In The Read-Aloud Handbook, Jim Trelease presents research which identifies reading to your children as an important factor in their preparation for attending college on an academic scholarship. Now that’s food for thought.

Read Aloud Handbook Cover

This summer, I have found an interesting website: 1,000 Books Before Kindergarten. They are actually a non-profit organization, out of Nevada, dedicated to literacy. Besides inspiring articles about the power of reading aloud to your babies, toddlers and preschoolers, the website contains some tools for you to accomplish this worthy goal:

  • log sheets so you can record your 1,000 books as you read them to your children
  • location and contact information for your local library, in case they have partnered with this company to run the program locally
  • the rules – it’s not necessarily 1,000 different titles; you can read the same book twice and it counts as two books, for instance

This site was the impetus I needed to finally catalog our books and our reading efforts. I started keeping track of the library books we check out since May: I started out by writing down the book title and author and a few other details, but that got old after a while. I like busy work only up to a point. I ended up putting a sheet protector in my son’s First Grade Reading binder and I slide our library receipts in it as soon as we get a new receipt.

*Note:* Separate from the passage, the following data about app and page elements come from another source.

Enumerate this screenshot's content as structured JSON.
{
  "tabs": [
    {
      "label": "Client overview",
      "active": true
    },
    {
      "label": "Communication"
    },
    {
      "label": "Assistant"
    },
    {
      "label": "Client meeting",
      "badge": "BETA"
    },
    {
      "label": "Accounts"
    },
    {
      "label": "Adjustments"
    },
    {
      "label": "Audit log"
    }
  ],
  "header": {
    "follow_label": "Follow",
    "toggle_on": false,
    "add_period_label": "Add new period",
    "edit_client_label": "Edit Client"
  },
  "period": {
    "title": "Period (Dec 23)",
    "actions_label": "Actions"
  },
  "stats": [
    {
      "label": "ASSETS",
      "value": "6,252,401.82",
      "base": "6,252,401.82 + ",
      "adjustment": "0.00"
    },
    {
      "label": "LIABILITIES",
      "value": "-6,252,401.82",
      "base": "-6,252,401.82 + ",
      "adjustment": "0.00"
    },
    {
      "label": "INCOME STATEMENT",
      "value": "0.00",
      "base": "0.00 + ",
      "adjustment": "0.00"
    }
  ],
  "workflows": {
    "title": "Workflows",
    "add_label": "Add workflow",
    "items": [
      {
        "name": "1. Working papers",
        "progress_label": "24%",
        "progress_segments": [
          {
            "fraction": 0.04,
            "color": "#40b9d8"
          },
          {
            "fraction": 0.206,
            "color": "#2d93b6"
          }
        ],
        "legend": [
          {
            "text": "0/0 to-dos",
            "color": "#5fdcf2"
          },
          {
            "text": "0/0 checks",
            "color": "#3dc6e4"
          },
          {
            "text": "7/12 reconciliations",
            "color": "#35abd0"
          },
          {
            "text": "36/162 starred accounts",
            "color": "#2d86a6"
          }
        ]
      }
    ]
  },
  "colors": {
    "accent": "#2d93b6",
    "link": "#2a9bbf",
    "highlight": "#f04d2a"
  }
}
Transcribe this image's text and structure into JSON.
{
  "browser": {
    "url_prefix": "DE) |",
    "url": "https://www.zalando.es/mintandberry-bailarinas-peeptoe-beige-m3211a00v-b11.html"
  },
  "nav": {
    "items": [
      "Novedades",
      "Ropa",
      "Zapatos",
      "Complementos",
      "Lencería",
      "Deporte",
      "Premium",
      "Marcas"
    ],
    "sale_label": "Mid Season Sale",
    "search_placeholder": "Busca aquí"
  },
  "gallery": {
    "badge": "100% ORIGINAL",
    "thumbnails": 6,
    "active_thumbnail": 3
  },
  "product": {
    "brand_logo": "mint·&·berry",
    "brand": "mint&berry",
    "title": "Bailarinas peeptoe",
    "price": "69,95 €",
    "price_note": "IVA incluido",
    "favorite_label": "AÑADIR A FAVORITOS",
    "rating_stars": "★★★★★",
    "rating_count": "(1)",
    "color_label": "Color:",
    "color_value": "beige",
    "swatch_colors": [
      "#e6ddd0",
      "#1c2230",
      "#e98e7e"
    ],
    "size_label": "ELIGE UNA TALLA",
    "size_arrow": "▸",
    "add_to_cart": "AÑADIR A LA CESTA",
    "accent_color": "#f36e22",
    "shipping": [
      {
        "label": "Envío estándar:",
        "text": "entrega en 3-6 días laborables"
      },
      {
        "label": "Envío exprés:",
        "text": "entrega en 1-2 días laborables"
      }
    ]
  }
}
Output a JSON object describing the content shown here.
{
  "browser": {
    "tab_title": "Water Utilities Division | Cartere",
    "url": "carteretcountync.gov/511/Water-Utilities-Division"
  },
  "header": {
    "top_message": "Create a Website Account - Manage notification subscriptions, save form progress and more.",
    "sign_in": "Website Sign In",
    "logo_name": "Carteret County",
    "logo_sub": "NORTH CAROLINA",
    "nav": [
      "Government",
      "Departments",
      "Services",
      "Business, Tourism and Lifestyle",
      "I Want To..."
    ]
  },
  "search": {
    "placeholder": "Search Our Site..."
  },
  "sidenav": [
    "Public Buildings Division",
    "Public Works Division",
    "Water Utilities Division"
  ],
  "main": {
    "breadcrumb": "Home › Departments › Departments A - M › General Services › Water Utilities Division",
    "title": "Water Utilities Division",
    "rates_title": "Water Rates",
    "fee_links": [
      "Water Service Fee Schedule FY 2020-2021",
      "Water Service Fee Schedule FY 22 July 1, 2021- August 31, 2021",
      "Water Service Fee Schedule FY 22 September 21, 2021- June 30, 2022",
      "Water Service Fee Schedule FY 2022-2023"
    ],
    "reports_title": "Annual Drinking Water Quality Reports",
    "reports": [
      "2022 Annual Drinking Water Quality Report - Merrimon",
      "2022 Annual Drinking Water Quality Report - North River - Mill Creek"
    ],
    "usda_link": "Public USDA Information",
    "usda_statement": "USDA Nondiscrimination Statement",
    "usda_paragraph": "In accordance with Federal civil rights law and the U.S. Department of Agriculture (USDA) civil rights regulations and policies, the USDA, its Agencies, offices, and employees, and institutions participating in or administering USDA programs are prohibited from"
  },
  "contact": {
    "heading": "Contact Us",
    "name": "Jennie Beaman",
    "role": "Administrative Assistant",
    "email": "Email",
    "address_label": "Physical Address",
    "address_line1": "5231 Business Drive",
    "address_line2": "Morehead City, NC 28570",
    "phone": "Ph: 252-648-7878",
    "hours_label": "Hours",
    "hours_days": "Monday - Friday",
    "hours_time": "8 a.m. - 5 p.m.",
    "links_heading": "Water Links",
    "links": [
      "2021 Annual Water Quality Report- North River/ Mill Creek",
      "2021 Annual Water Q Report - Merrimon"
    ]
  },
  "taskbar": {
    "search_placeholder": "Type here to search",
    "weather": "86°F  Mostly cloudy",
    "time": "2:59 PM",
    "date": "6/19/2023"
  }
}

As I filled out the log sheets for my children, I came to the conclusion that we may have read 1,000 different titles before my son started kindergarten at home last fall. Here’s the math:

  • 335 English children’s books we own in our library (I KNOW we read them all, each at least five times)
  • 50 children’s books we own in Romanian and French (again, I KNOW we read them all, at least five times each)
  • 100 library books we read since May (at least twice each)
  • 100 books we received from a neighbor whose children have outgrown them (still working on those)
  • 75 books per year x 6 years (since my son was born) = 450 (this is an estimate and my husband thinks it’s on the low end :))
  • 30+ books from the recommended preschool reading list
  • 25+ books from Before Five in A Row

Of course, we have read each title at least twice to our children.

It’s not that hard to read this much. One book per day is 365 books a year. Let’s say you take a day off every week. Even so, you should be able to read over 300 books per year to your preschooler.

If you go to the library twice a month and max out your card and that of your husband and that of your child, you should not even have to spend money on books at all the reach this goal. It does not take money. It takes dedication.